From Rhodes Scholars to disability education innovators and social justice leaders — the finalists in this year’s Griffith University Outstanding Alumni Awards are impressive.
The awards showcase the high calibre of Griffith alumni from across the globe, with judges given the difficult task of hand-picking 15 finalists, who will now vie for the overall university alumni awards, to be held in September.
Of the four university-level award categories, alumni award finalists represent a broad spectrum of disciplines from Arts, Education and Law, Griffith Business School, Health and Science.
Introducing this year’s award finalists:
Outstanding Alumnus Award
Outstanding First Peoples Alumnus Award
Outstanding International Alumnus Award
Outstanding Young Alumnus Award
Outstanding Alumnus Award finalists in focus
Dr Ian Freckelton QC | Arts, Education and Law PhD graduate, 1998
With a distinguished 30-year career in law, Dr Ian Richard Lloyd Freckelton QC has overseen some of the country’s most complex cases of the time, using his expert knowledge to balance the scales of justice.
Dr Freckelton is known for his outstanding contributions to the international development and evolution of coronial law, and his work in the technical and complex law of evidence. He is a senior silk at the Victorian Bar and a Judge of the Supreme Court of Nauru.
Dr Jennifer Cronin | Griffith Business School, 1980
Hotel openings, cybersecurity and architectural blueprints are a few of the daily items on the agenda for Dr Jennifer Cronin, president of Wharf Hotels.
Dr Cronin’s 35 years of industry experience and intimate knowledge of hotel operations from her early career help her to navigate the dynamic and complex nature of decision-making. Dr Cronin has held many senior leadership roles throughout her career and is now president of Wharf Hotels in Hong Kong, a premium hotel company with 17 hotels in China, Hong Kong and the Philippines and three under development.
Dr Barry Kirby AO | Health, 1995
An unlikely hero, Dr Barry Kirby AO was a carpenter in Papua New Guinea (PNG) when he witnessed a woman die in child birth. The traumatic experience was the catalyst for Dr Kirby to change the course of his life and profession.

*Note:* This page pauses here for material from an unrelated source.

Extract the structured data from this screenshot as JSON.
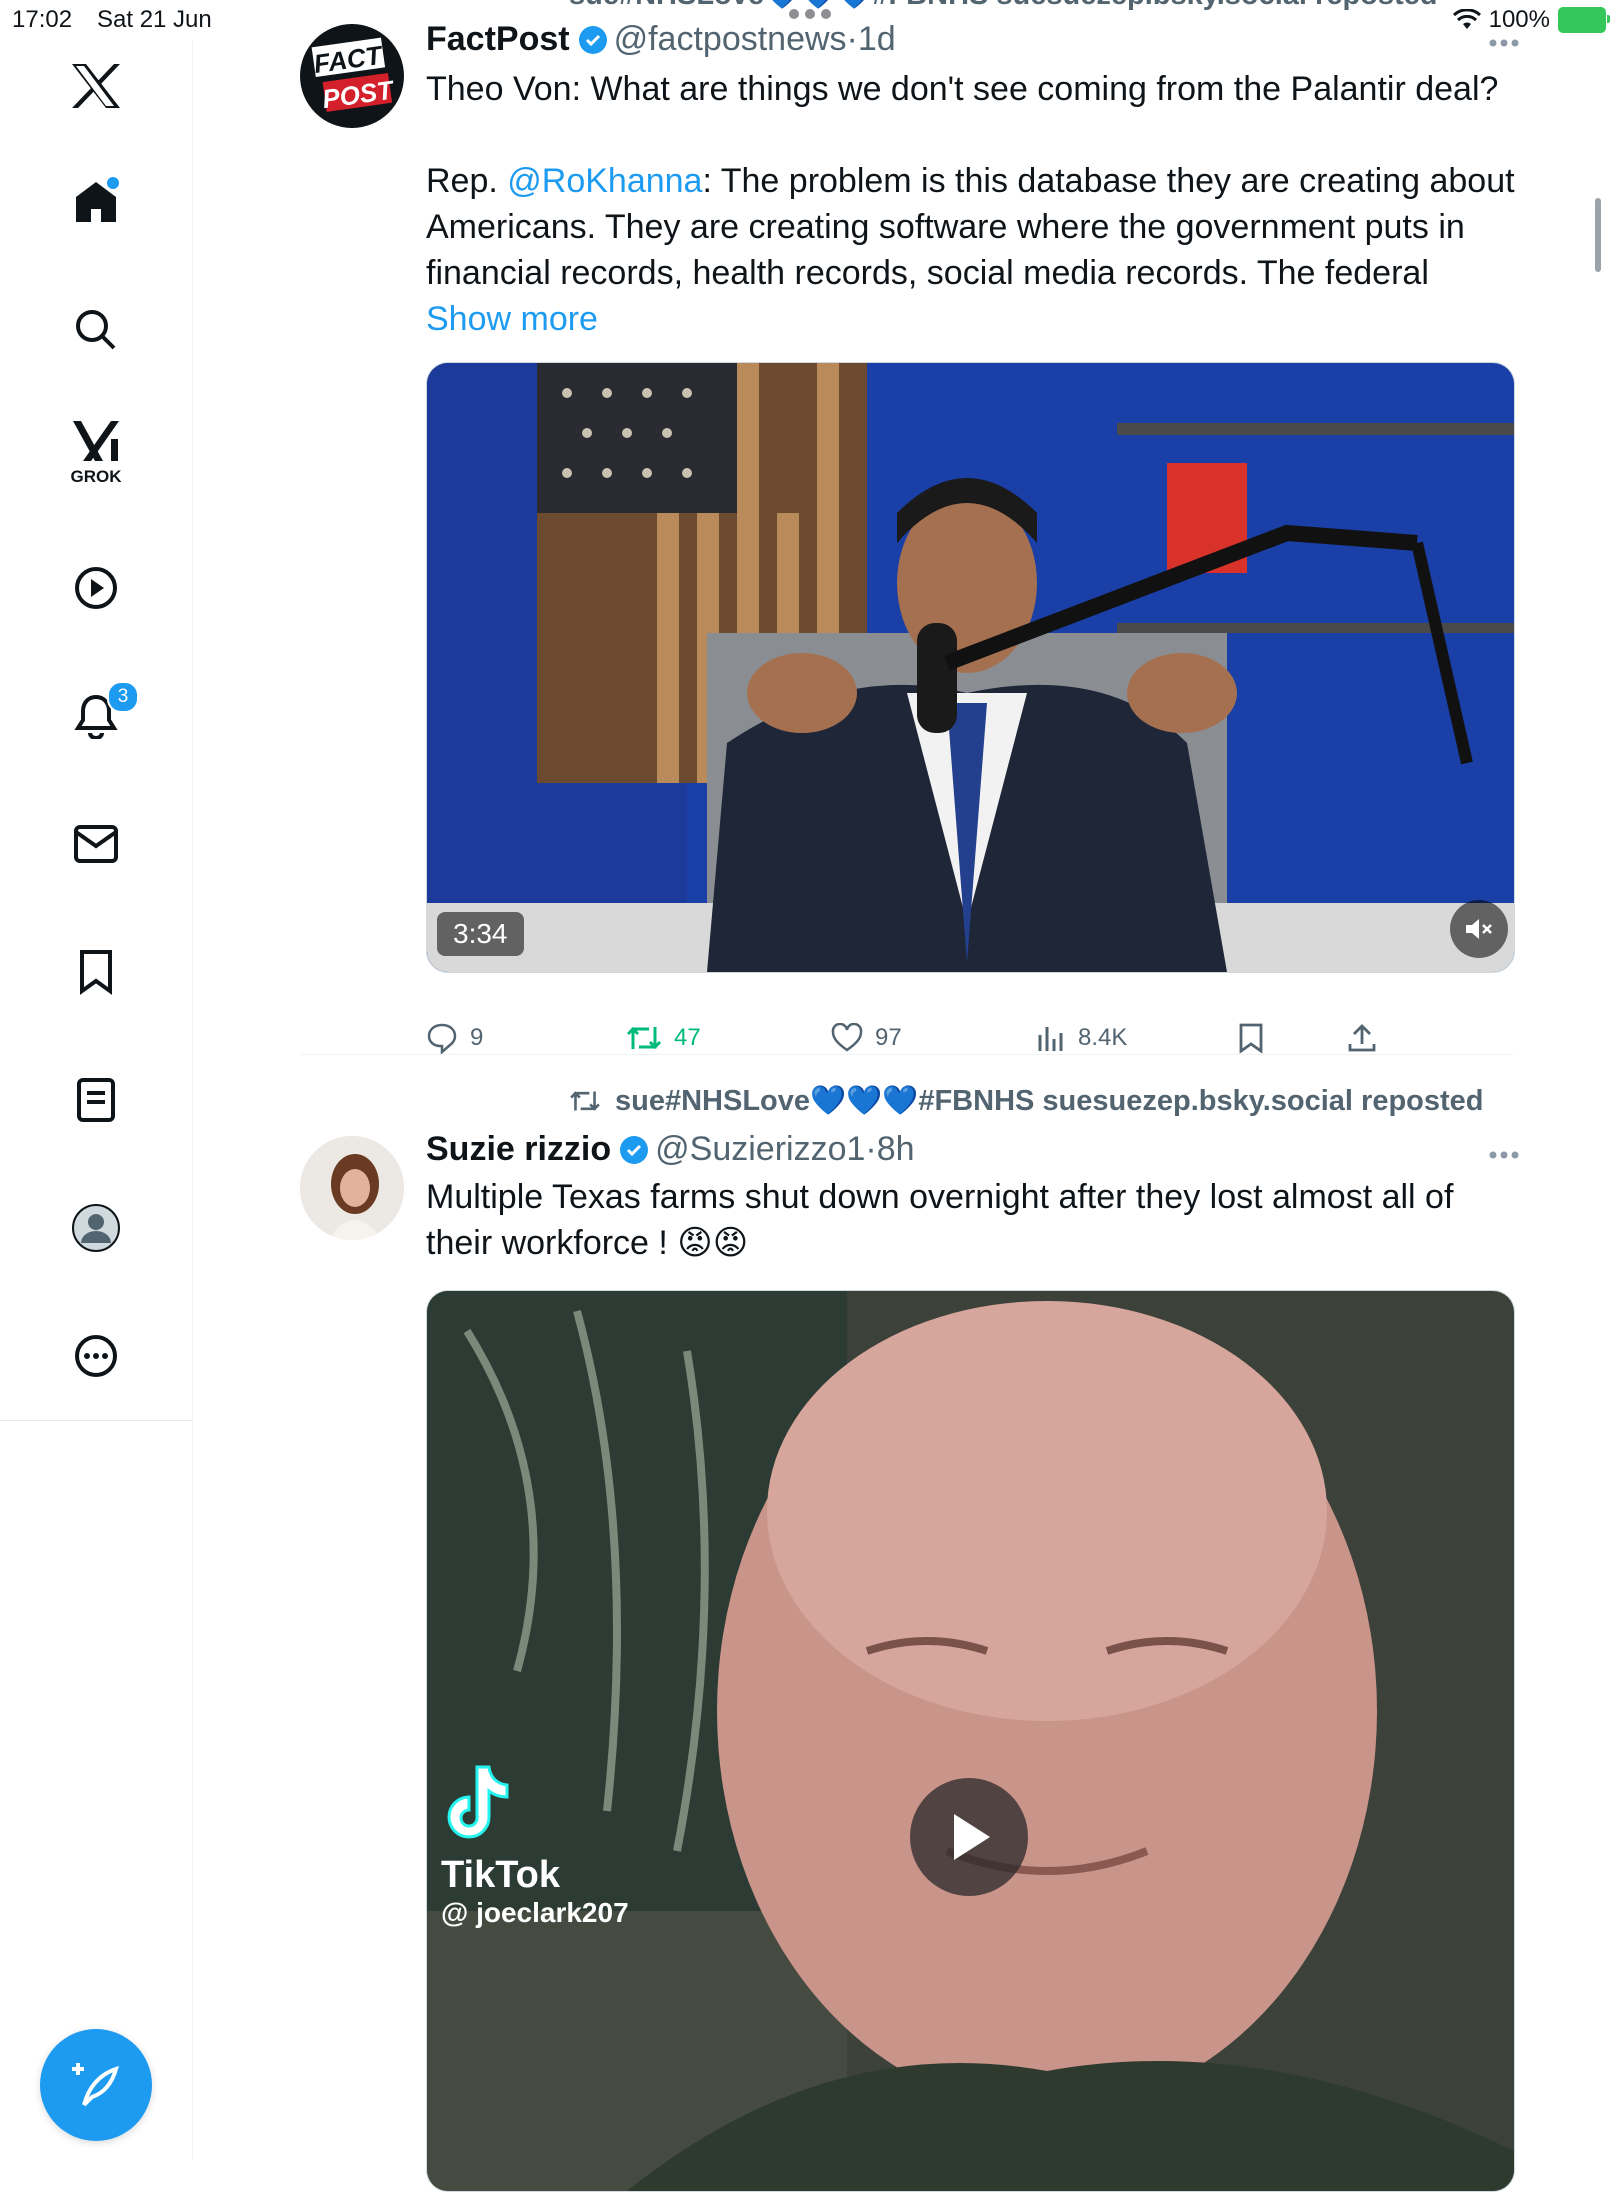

Based in PNG, Dr Kirby is now a general practitioner, specialising in obstetrics devoting much of his time to offering maternal health checks, training midwives and changing the lives of women.
Dr Peter Horne | Science, 1980
Dr Peter Horne has dedicated most of his career to solving the world’s biggest challenges around agricultural production, food security and sustainable farming practices.
Dr Horne’s international research partnerships in Indonesia, China, Vietnam and Laos have led to widespread and sustained improvements to farming in many of these countries, helping to reduce poverty and improve people’s lives.